Back in the day, when I first started dabbling in nutrition more seriously, I gave out ALOT of fish oil.

I heard about the omega 3:6 ratio (or EPA:AA ratio more correctly), and how it was the balance of inflammation.

Cue me and many others, piling 2.5g – 10g of fish oil (EPA & DHA) daily into my patients (and me).

The results?

Did patients’ pain and poor health disappear and inflammation balance out?


In fact, not that much really happened.

A few had improvements in mental health, especially in older people, and I hope I helped a few females have babies with lovely fatty brains.

But none of the promised miracles.

In hindsight, I simply did not understand the basics of inflammation.

If the omega 3-6 ratio is valid, then an out-of-balance ratio (ideally, you aim for no more than 1:3 in favour of omega 6 in the form of arachidonic acid AA) is going to be due to excessive intake of seed oils like sunflower and canola (rapeseed).

These are ubiquitous in processed/pre-made foods, so a small amount of those will upset your ratio, even if you are eating fish x1-2 a week.

So it is not an omega 3 deficiency per se but an excess of omega 6 starting as linoleic acid (LA) and converting eventually into AA which turns into PGE2, which is inflammatory.

As it turns out eating loads of LA doesn’t push AA up, but it is still a nice theory.

Another nutritional myth I swallowed.

Those delicate double bonds are vulnerable to oxidative damage, ironically created by inflammation, the very thing you are trying to reduce.

It is a real possibility that taking fish oil leads to the oil going rancid inside you, oxidised.

Bear in mind also from an evolutionary point of view, where would tribes on the plains of Africa get fish from?

Yes, there is coastline and lakes, but when did we get skilful enough to catch little fish?

Hunter-gatherers prize large land animals for the volume of food and the saturated fats they contain.

Remember, saturated fat is solid at room temperature because it has no double bonds.

It is “saturated” with hydrogen.

This makes it more stable, hence solid at room temperature.

It also makes it, therefore, less likely to go rancid inside you, as it is less vulnerable to oxidative damage from free radicals.

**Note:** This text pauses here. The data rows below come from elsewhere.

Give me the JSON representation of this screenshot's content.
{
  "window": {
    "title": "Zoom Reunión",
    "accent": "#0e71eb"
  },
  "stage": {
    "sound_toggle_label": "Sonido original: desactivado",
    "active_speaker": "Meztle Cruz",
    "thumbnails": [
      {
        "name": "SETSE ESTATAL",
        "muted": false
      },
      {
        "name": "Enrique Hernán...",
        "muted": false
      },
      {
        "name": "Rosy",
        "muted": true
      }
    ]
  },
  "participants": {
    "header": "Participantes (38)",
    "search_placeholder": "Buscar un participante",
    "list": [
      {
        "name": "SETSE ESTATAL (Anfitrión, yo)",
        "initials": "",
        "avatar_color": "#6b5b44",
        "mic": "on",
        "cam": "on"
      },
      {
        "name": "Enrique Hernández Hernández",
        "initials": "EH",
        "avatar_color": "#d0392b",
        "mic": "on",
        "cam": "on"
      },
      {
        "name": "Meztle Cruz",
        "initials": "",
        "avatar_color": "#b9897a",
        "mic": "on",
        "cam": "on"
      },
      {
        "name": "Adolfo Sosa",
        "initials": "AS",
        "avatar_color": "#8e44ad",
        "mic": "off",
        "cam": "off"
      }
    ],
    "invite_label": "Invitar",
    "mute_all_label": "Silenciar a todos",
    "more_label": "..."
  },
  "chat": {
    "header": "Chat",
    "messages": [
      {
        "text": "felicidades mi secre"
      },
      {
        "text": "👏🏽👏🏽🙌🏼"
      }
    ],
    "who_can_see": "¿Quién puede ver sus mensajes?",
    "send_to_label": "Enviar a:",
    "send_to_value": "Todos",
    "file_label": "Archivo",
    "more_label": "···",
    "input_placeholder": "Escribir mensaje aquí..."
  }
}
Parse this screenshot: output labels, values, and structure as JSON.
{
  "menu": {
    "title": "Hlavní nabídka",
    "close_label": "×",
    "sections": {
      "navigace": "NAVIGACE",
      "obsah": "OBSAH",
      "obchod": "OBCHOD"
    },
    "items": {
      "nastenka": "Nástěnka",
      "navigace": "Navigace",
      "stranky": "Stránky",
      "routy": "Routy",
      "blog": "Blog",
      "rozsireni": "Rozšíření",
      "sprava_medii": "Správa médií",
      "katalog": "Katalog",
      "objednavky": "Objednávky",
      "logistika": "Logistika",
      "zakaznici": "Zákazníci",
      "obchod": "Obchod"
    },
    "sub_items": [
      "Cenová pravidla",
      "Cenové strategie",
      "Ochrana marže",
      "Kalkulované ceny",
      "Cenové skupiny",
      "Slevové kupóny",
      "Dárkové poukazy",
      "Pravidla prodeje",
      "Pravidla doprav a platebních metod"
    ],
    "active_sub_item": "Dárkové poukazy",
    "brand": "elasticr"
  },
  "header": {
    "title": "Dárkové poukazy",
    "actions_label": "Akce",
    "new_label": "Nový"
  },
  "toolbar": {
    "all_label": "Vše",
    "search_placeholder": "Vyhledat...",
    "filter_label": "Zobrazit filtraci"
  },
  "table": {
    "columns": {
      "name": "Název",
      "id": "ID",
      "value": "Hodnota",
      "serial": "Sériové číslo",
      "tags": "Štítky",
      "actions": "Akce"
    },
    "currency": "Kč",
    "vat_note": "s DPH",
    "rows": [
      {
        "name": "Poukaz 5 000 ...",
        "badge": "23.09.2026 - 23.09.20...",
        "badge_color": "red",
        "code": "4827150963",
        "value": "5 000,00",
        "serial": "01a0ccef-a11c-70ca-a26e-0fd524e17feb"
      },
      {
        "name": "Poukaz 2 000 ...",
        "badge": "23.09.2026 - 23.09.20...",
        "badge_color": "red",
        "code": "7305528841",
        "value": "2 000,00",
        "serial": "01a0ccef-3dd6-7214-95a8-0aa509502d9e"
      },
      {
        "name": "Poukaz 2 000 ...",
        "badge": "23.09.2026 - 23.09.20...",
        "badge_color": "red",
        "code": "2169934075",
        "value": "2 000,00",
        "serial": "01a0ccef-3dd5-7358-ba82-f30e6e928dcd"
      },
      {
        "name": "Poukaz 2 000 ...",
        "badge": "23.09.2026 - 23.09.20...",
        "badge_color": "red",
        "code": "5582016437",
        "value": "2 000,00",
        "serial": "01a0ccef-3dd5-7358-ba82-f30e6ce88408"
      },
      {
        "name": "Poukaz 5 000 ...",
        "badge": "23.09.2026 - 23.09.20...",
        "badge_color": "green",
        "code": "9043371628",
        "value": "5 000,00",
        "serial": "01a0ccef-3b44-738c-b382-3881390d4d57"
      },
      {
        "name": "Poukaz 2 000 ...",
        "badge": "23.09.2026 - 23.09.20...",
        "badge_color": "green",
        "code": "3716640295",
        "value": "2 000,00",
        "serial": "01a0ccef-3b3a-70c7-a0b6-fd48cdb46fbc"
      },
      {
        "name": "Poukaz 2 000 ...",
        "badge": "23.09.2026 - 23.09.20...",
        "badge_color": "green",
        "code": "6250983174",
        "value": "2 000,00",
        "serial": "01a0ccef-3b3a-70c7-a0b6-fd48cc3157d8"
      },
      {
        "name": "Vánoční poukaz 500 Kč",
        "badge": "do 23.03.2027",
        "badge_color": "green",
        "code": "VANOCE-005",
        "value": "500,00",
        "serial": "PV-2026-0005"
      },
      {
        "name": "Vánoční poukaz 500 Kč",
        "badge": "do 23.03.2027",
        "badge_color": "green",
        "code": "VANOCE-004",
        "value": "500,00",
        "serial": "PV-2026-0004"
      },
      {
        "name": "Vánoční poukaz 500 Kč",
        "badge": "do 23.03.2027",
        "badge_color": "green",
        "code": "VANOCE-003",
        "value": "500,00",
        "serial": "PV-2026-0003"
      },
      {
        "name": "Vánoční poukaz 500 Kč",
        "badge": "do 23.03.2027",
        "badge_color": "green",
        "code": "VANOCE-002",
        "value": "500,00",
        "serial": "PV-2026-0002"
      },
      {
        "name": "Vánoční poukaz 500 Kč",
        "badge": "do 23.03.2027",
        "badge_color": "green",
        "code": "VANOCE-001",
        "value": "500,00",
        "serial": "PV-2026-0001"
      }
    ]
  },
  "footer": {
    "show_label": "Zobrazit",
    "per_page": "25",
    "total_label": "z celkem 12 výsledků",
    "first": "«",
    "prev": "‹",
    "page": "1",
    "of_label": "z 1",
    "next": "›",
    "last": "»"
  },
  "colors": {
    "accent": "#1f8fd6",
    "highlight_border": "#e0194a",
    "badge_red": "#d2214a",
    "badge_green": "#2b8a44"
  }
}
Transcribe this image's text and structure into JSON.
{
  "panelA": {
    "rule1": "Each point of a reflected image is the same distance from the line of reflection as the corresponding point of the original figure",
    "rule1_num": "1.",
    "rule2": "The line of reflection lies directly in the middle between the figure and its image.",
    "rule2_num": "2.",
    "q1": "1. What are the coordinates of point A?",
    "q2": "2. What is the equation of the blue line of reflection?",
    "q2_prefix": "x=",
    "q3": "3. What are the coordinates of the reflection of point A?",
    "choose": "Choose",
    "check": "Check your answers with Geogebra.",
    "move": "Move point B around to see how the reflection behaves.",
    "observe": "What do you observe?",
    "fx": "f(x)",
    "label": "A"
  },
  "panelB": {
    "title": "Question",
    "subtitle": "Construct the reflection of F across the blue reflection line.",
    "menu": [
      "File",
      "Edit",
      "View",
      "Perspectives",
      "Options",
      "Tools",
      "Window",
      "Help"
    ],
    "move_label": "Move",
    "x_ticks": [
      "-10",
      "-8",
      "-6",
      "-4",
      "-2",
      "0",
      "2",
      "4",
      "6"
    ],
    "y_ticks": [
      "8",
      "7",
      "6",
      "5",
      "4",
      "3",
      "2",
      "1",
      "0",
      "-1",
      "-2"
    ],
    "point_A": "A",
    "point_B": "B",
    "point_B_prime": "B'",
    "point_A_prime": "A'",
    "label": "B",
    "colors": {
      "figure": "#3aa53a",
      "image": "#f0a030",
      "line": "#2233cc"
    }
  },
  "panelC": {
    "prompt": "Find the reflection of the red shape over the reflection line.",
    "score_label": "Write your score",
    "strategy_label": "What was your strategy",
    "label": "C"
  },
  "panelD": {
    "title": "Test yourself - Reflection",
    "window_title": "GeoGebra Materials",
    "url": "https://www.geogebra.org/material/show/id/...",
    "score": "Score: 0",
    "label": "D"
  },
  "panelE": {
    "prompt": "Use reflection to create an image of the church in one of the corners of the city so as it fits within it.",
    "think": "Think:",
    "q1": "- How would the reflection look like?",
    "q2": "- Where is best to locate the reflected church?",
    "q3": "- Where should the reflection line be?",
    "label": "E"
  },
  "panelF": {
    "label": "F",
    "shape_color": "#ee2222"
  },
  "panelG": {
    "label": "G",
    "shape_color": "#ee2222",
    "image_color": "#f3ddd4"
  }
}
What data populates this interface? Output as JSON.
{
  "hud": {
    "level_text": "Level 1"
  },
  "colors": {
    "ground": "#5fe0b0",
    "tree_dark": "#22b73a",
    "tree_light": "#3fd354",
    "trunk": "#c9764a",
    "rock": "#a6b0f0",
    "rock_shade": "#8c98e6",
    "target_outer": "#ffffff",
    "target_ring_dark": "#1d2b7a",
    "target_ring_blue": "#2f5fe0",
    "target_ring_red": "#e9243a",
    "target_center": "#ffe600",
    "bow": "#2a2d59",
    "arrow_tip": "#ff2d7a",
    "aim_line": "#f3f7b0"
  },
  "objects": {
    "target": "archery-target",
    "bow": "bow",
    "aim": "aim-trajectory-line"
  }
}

In my one-to-one clients, who are often very metabolically poorly, I actively encourage them to reduce their poly-unsaturated fat from all sources initially and increase saturated fat to reduce the oxidative stress from rancid fats.

Hunter gatherers can get omega 3 from grass-fed animals but not in huge volumes like fish.

Note here the difference in fat content between grass-fed and grain-fed animals.

EPA content is wayyyy higher.

But check the omega 3-6 content and ratio.

8.99 in favour of omega 6 for grain-fed vs 1.77 for grass-fed – WOW.

One other issue is that omega 3 supplements are now directly linked to increasing the risk of atrial fibrillation, especially with higher doses.

“Considered together, the data from the 4 trials suggest, but do not prove, that there may be a dose-related risk of AF with omega-3 fatty acid intake.

At a dose of 4.0 g/d, there was a highly statistically significant increase in risk (nearly a doubling).

With an intermediate dose of 1.8 g/d, the increase in risk (hazard ratio, 1.84) did not achieve statistical significance, and with a standard daily dose of 840 mg/d, there was no apparent increase in risk (although the data were consistent with as much as a 24% increase in risk).

Patients who choose to take omega-3 fatty acids, especially in high doses, should be informed of the risk of AF and followed up for the possible development of this common and potentially hazardous arrhythmia. “

Overall, I would suggest getting your omega 3 from small wild fish if wanted, once or twice a week max.

Is there heavy metal like mercury in the fish?


Have I seen mercury toxicity from daily fish eating, especially tuna?


But on balance, if we eat smaller ones, wild, the selenium, iodine and other nutrients along with the modest omega-3 doses, it is a net benefit.